One might assume that a tune from an early seventeenth-century German hymnal would be part of the Lutheran heritage of hymnody, but in fact the 1623 Auserlesen Catholische Geistliche Kirchengesäng was a product of the Counter-Reformation, presumably an effort to beat the Lutherans at their own game. As Chairman Mao once proclaimed, let a hundred flowers bloom.
Here is the hymn as sung by the Choir of Trinity College, Cambridge, conducted by Richard Marlow.
The text to our Sermon hymn — “Thine arm, O Lord, in days of old” — was written by Edward Hayes Plumptre (1821-1891), a noted classical and biblical scholar. John Julian’s Dictionary of Hymnology (1907) tells us that Plumptre was “educated at King’s College, London, and University College, Oxford, graduating as a double first in 1844. He was for some time Fellow of Brasenose. On taking Holy Orders in 1846 he rapidly attained to a foremost position as a Theologian and Preacher. His appointments have been important and influential, and include that of Assistant Preacher at Lincoln’s Inn; Select Preacher at Oxford; Professor of Pastoral Theology at King’s College, London; Dean of Queen’s, Oxford; Prebendary in St. Paul’s Cathedral, London; Professor of Exegesis of the New Testament in King’s College, London; Boyle Lecturer; Grinfield Lecturer on the Septuagint, Oxford; Examiner in the Theological schools at Oxford; Member of the Old Testament Company for the Revision of the A.V. of the Holy Scriptures; Rector of Pluckley, 1869; Vicar of Bickley, Kent, 1873; and Dean of Wells, 1881.”

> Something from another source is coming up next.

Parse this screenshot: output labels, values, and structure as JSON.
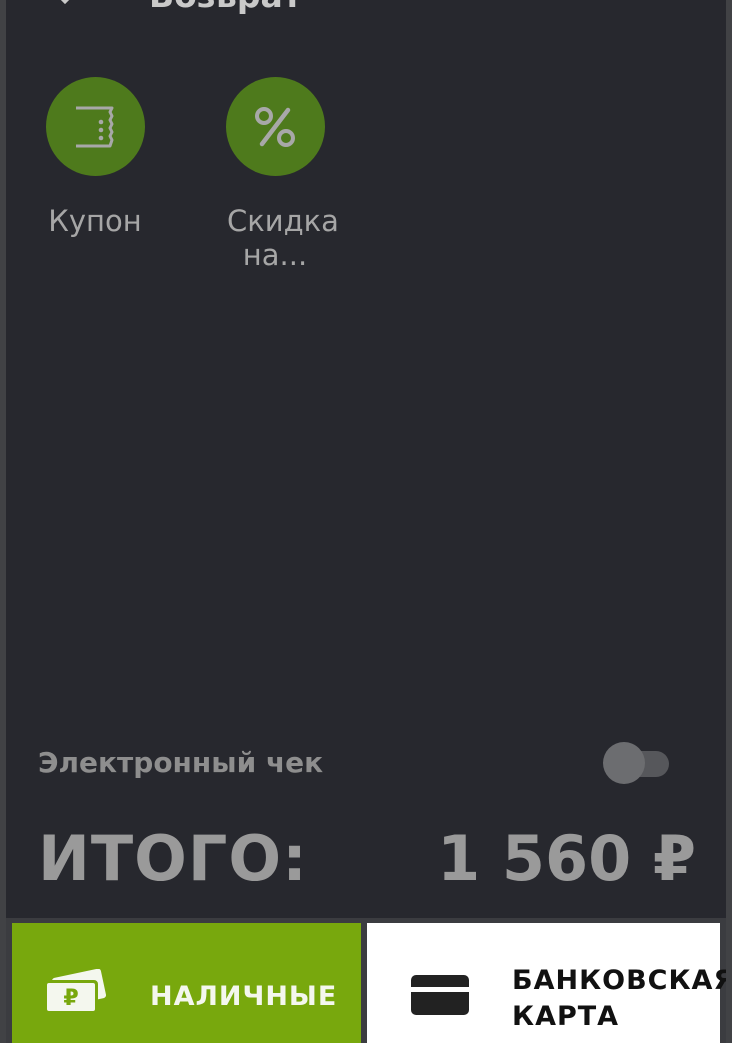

Plumptre produced translations of Sophocles, Æschylus, and Dante, as well as a number of hymns, including the one we sing today and “Rejoice ye pure in heart” (#579), which we sing once or twice a year.
The two pieces sung by the choir today were composed by Giovanni Battista Martini (1706-1784), a Franciscan friar, composer, and music teacher (often referred to familiarly as Padre Martini). During his lifetime, he was best known as a music teacher, and most of his compositions are unpublished today. It is reported that Mozart’s father sought out Padre Martini for advice about the schooling of his precocious son.
At the Offertory, the choir sings his setting of Dextera Domini, a text from Psalm 118, and the Offertory proper for this Sunday: “The right hand of the Lord hath the pre-eminence, the right hand of the Lord bringeth mighty things to pass: I shall not die, but live, and declare the works of the Lord.”
During Communion, the motet sung is Martini’s setting of O salutaris hostia, part of a Eucharistic poem by Thomas Aquinas. The text is familiar as the hymn “O saving Victim” (hymn #209).
Today’s Communion hymns are “Here O my Lord I see thee” and “Let thy Blood in mercy poured.” The closing hymn is “My soul, be on thy guard.”
As a postscript to this post, let me recommend, in honor of the Feast of the Presentation of Christ in the Temple, that you check out the page on this site about the Nunc dimittis, Simeon’s poetic and prophetic utterance upon holding the Holy Child in his arms. Also take note of this page about the Lutheran paraphrase of Simeon’s song. Both pages present a lot of music to listen to.